Pamplona, Spain, 7am. It’s cold and my sangria-splattered white costume is sticking to my body. Hundreds around me wear the same expression I’m trying to muster: staunch commitment in the face of fear.
You can smell the danger. Four tonnes of danger, to be exact. Four tonnes of hurtling, human crushing, live beef. Four tonnes of ‘get the fuck out of my way’. Four tonnes of reasons why I shouldn’t be standing here … But I am.
Skin and bone
As if to further twist the thumbscrews of tension, TVs beam the gore of yesterday’s bull run. It seems the occupants of every second-level apartment want to let us know exactly how crazy we are and what our fate shall be should we fail to navigate the run properly. I hate them.
At street level, newspaper vendors hawk a front page plumping a blow-by-blow sequence of a man with a bull’s horn ripping his skin, complete with close-ups of his face contorted in pain and confusion. This is getting real.
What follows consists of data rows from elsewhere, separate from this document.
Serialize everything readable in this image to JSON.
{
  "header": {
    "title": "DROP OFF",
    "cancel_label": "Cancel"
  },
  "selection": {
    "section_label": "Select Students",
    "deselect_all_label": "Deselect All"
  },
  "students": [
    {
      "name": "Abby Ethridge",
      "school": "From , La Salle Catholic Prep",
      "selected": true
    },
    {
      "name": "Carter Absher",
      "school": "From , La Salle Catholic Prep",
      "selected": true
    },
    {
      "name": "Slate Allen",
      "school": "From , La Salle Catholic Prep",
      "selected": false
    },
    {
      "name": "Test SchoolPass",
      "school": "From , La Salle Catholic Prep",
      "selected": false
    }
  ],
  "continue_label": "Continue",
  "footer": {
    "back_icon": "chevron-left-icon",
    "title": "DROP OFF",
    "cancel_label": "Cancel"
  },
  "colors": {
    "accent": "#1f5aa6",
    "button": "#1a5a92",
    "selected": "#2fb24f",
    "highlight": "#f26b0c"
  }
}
Then, 10 minutes before the run, the crowd suddenly melts. Only a smattering of mostly non-Spanish-looking fools are left. I ignore the smugness of those in safety and move on. The trudge towards the landmark known as Dead Man’s corner seems to take forever.
Survival of the fittest
Before I know it, the sharp shot of the first cannon has fired. Some run already. Having absorbed the advice of every ‘expert’ I’ve talked to, I hold firm. Until the second cannon. The crowd’s nervous tension is released as they take off and I now realise what fear looks like.
It appears in front of me as a young man who stumbles and trips. Fool. As he tries to mouth “help”, I vault him and carry on. This is pure fight or flight – every man for himself.
The roar of the crowd grows louder and the ground shakes as the purpose-bred solid Spanish bull hurtles along the course. They’re coming. People push and shout and scramble as they try to save their own skins.
The smell of fear
Some brave souls attempt to touch the bulls. Not me. I get as far away as possible but am near enough to smell them as I smash my elbows into the guy trying to push me into their path. Eventually, they are too fast and thunder on. The crowd chases.
As we turn a slight bend we’re hit with the dark side of Running of the Bulls. A man in his forties lies groaning and twisted as paramedics run to his aid. Poor bastard. There’s no time to stop though. The voice in my head warns me that there may be a stray somewhere behind. And I believe it.
Grab a bull by its horns
Inside the relative safety of the stadium, everyone is jumpy as they wait before a hungry crowd, eager for more action after watching the run on a big screen. Sadists.
Baby bulls are released in the arena to cause chaos. While not as terrifying, they still inflict injury on the mostly Australian, mostly alcohol-affected crowd. The spectators politely applaud when an amateur matador flukes an avoidance of the charging beast, and laughs heartily when another is bunted off their feet.
A foolhardy Aussie breaks the rules and grabs a bull by the horns. Bad move, buddy. The spectators boo, and eight lads emerge from the throng to administer some Spanish street justice. I bet he’s thankful the alcohol in his system has acted as an anaesthetic.
One of his compatriots, a pretty blonde, is repeatedly trampled by a yearling. She stumbles to the paramedics, but they don’t seem to care. At least she has a one of a kind souvenir and a great tale to tell her grandkids.
Once is enough
Finally, with the bulls dealt with, and the crowd’s appetite for human blood satiated (they will still feast on a bullfight later), we can leave to share war stories over many glasses of Sangria. The more inebriated boast they will run again tomorrow, but for me, the largest shot of adrenaline I’ve ever had will keep me going.
A leather jacket and a pub story about how I wasn’t even scared at Pamplona will be the closest I get to bull for a long time.
Words: Jahn Vannisselroy